I’m nearly 70 and my only ‘don’t’ is the retire-word, and I feel fortunate to have a strong urge to keep learning, creating and growing. I bore myself with repetition and am always open to new approaches within my work. I’m always making virtual paintings in my mind, until they need to be transferred from my head to a board. Needless to say, in my mind they are incredible masterpieces… in reality, often more challenging!
It’s clear your paintings are inspired by the natural landscape – what do you hope to convey in your work?
Devon has an incredible coastline with magnificent cliffs, rocks and sea. Dartmoor offers such wonderful textures and deep wide perspectives. There are fantastic racing rocky rivers as well as exciting woodlands and windblown trees. I love this visual commotion – the interplay of light, atmosphere and texture. It’s the challenge of portraying the various juxtapositions of the natural world that excites me. It’s the scratchiness of undergrowth next to a flat expanse of water, or the gnarly trunk of a tree against a brooding sky. The combined effect is sometimes subtle, sometimes dramatic – and all too easy to miss if you don’t take time to really look.
I have found that a layered combination of materials – gesso, acrylic paint, and finally, pastel and charcoal – allows me to give my work depth, but also facilitates the kind of energetic, expressive mark making that I’ve always been drawn to. It’s a process that’s always evolving, and often challenging – but I hope to keep learning as long as I’m painting. I generally work in the studio from copious sketches and notes gleaned on location. I find this helps me to paint the essence of what I’ve seen and felt, without the distraction of extraneous information. Really, that’s what painting is for me. Capturing the heart of that moment of seeing – distilled, perhaps heightened, and above all being alive.
What are you up to right now?
As with many others, the pandemic and various lockdowns have played havoc with my usual work life. Up until the last few months I have found it extraordinarily difficult to actually paint. My mojo was very definitely lost. I also teach on a couple of short courses (nationwide) and obviously they were postponed. In June, at last, I led my first course after eighteen months in the wilderness!
I have two more short courses planned for September and October and will be exhibiting in August at Fresh Art Fair, Cheltenham. In 2005, I was elected to the Pastel Society, and this week I have work in the 122nd Annual Pastel Society Exhibition which runs July 14-24 at the Mall Galleries in London. I’m extra excited about this show as it has been cancelled twice, and is always such a fantastic large exhibition that showcases how pastel and other dry media are now a strong force within contemporary art. Definitely worth a visit.
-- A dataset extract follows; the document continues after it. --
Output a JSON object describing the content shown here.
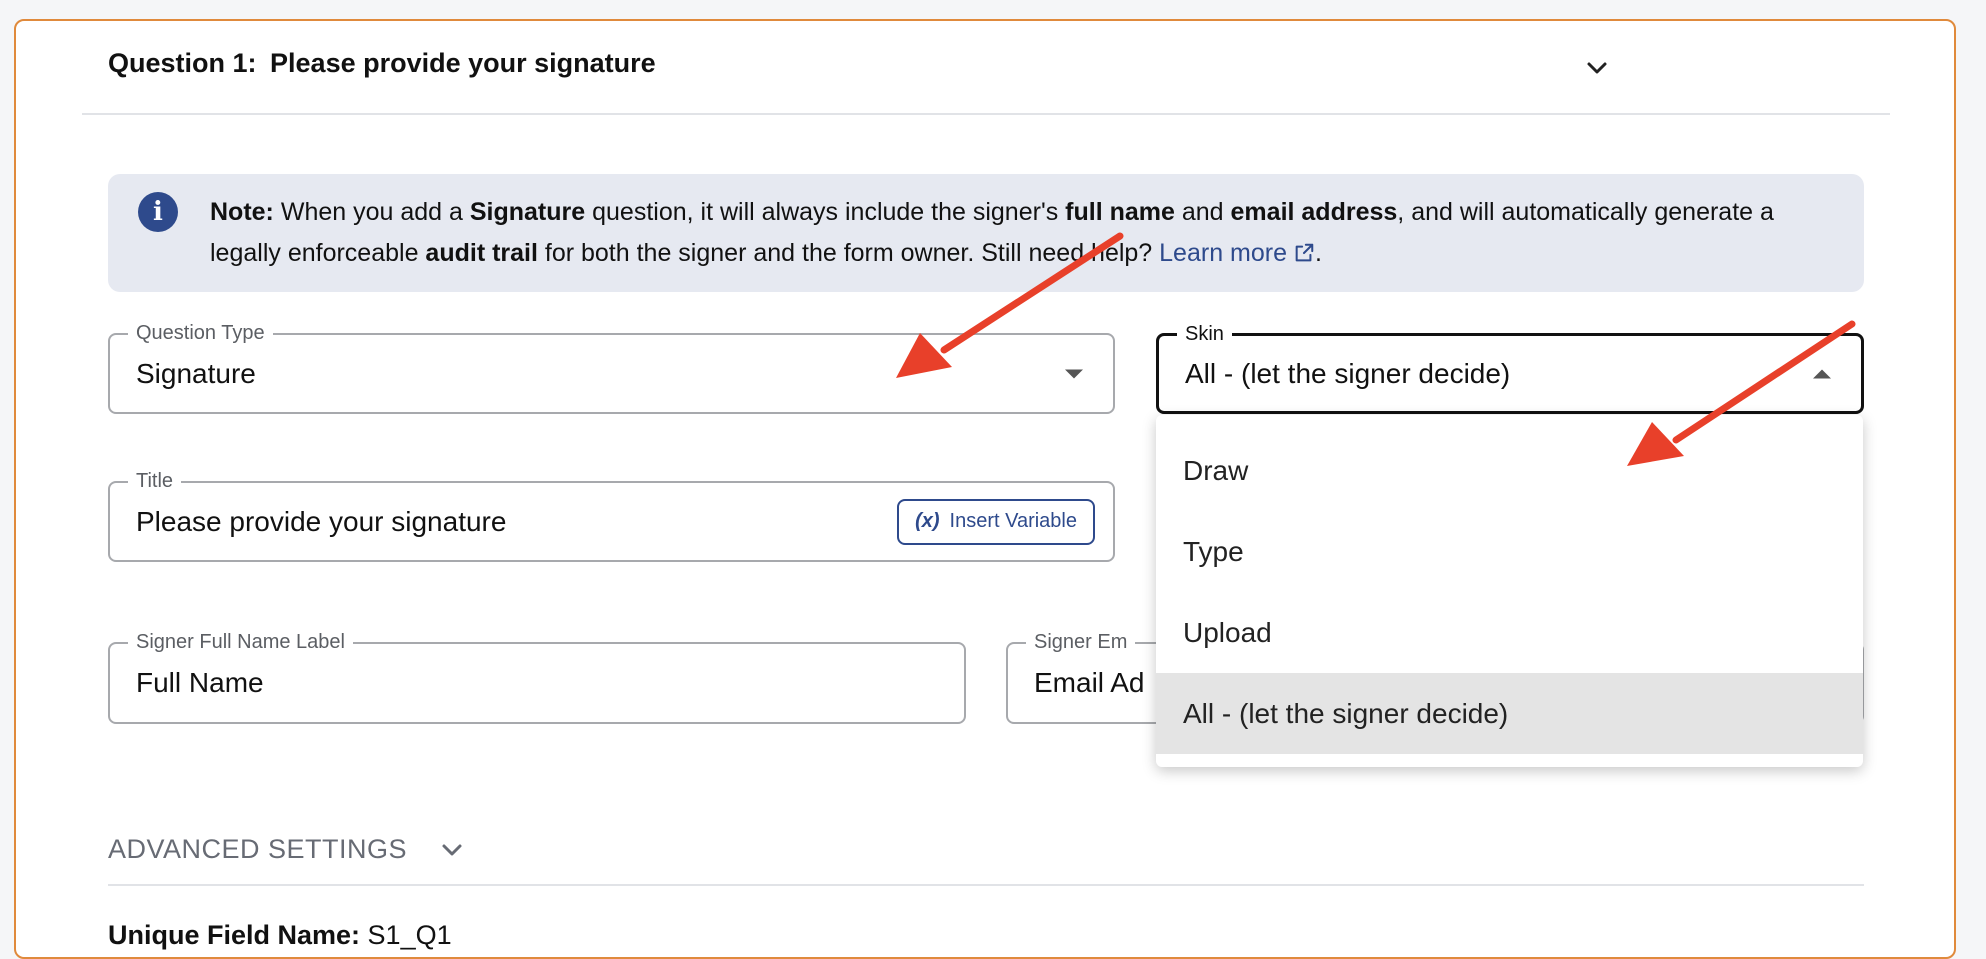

14 July to 24 July 2021
£5, Free for Friends of Mall Galleries and under 25s. Concessions available.
Tickets available HERE